Start of Exercise data

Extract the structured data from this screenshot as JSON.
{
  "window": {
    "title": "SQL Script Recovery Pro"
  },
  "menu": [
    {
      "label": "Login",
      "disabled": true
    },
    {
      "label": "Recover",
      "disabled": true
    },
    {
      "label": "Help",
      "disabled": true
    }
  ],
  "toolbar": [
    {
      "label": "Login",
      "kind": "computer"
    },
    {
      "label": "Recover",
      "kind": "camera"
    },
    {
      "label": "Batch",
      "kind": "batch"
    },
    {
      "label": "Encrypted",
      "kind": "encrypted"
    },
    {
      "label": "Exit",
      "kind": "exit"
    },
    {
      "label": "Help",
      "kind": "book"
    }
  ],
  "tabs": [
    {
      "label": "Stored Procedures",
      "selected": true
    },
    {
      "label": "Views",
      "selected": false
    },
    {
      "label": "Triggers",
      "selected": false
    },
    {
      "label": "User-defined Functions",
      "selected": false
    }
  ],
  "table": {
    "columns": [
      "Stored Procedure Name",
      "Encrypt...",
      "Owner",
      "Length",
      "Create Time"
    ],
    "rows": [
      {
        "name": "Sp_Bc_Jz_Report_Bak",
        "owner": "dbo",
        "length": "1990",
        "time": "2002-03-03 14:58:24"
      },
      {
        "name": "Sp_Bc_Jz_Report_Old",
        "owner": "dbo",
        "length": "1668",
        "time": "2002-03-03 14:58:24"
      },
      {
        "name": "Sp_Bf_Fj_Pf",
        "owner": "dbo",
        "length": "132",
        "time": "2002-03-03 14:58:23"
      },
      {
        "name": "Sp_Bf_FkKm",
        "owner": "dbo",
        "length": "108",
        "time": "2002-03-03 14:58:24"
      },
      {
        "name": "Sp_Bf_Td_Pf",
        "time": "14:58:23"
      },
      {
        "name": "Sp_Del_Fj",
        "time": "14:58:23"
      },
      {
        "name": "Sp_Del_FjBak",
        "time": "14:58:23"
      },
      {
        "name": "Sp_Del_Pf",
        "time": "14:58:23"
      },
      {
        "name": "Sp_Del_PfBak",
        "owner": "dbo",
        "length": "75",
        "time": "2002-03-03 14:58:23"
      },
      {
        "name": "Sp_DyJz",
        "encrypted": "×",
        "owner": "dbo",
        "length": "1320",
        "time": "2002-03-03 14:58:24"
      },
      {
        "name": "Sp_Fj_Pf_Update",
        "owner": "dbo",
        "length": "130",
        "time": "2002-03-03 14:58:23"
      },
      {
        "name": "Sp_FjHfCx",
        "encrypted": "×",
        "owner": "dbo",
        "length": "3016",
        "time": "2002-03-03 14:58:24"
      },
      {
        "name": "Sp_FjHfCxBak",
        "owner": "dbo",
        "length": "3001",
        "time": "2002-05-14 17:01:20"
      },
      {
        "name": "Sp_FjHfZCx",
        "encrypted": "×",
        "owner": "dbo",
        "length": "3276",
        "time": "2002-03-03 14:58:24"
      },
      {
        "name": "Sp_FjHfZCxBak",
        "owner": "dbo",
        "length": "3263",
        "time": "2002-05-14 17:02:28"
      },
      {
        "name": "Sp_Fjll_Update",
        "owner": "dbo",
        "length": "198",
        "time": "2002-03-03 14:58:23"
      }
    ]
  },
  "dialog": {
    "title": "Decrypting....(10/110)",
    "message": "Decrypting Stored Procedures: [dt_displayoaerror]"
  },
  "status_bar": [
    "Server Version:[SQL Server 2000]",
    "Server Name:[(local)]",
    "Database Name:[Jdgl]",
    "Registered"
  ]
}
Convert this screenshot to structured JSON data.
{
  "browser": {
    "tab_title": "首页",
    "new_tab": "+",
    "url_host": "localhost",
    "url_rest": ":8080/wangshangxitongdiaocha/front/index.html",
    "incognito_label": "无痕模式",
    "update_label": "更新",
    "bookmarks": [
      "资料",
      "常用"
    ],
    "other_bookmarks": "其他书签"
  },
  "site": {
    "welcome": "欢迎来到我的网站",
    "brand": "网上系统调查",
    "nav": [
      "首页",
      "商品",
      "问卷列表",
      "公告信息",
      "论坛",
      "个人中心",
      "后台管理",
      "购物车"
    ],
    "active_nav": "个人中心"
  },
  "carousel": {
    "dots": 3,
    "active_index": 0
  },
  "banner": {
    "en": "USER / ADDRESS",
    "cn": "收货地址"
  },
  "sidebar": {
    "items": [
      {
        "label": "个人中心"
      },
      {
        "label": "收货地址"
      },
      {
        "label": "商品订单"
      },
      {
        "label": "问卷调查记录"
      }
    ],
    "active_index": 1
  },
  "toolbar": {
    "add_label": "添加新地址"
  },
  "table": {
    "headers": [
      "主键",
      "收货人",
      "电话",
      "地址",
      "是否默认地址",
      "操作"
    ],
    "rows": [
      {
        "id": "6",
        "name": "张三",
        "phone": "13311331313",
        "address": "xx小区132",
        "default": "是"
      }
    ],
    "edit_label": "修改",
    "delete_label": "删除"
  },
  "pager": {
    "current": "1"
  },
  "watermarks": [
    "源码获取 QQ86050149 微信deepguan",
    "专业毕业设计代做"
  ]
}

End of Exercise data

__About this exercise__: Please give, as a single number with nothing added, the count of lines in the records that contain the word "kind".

__Answer below__: 6